**What is being asked**:
Without the pictures, give the listing below again exactly.
• • • • • • •
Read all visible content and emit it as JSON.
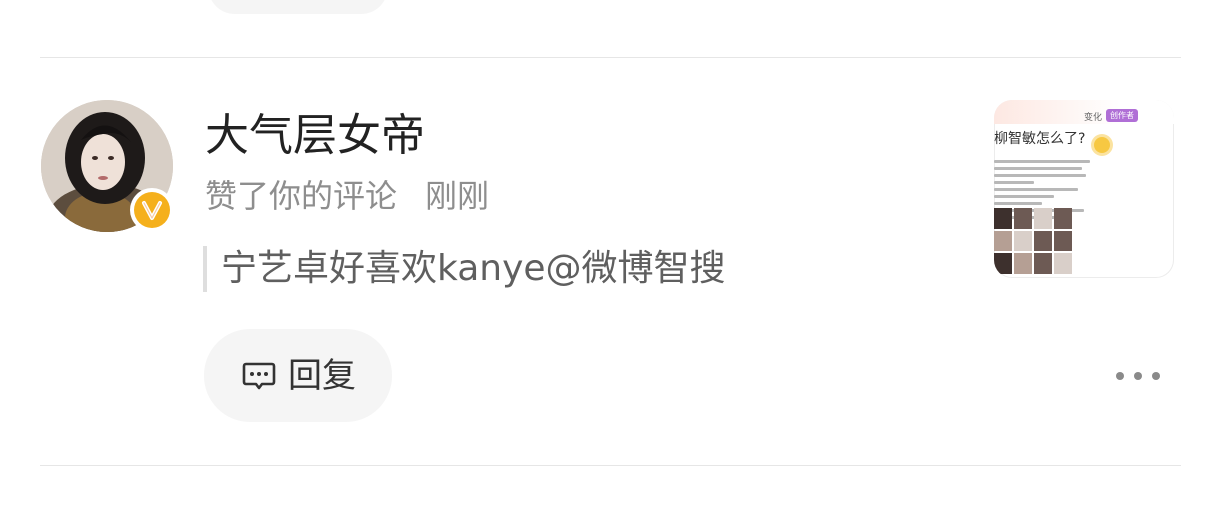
{
  "notification": {
    "username": "大气层女帝",
    "action": "赞了你的评论",
    "time": "刚刚",
    "quoted_comment": "宁艺卓好喜欢kanye@微博智搜",
    "reply_label": "回复",
    "badge": "V"
  },
  "thumbnail": {
    "tag1": "变化",
    "tag2": "创作者",
    "title": "柳智敏怎么了?"
  },
  "colors": {
    "badge": "#f5b01c",
    "text_primary": "#222222",
    "text_secondary": "#8e8e8e",
    "pill_bg": "#f5f5f5"
  },
  "icons": {
    "reply": "comment-bubble-icon",
    "more": "more-dots-icon",
    "badge": "verified-v-icon"
  }
}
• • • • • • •
**Exercise solution**:
Read all visible content and emit it as JSON.
{
  "notification": {
    "username": "大气层女帝",
    "action": "赞了你的评论",
    "time": "刚刚",
    "quoted_comment": "宁艺卓好喜欢kanye@微博智搜",
    "reply_label": "回复",
    "badge": "V"
  },
  "thumbnail": {
    "tag1": "变化",
    "tag2": "创作者",
    "title": "柳智敏怎么了?"
  },
  "colors": {
    "badge": "#f5b01c",
    "text_primary": "#222222",
    "text_secondary": "#8e8e8e",
    "pill_bg": "#f5f5f5"
  },
  "icons": {
    "reply": "comment-bubble-icon",
    "more": "more-dots-icon",
    "badge": "verified-v-icon"
  }
}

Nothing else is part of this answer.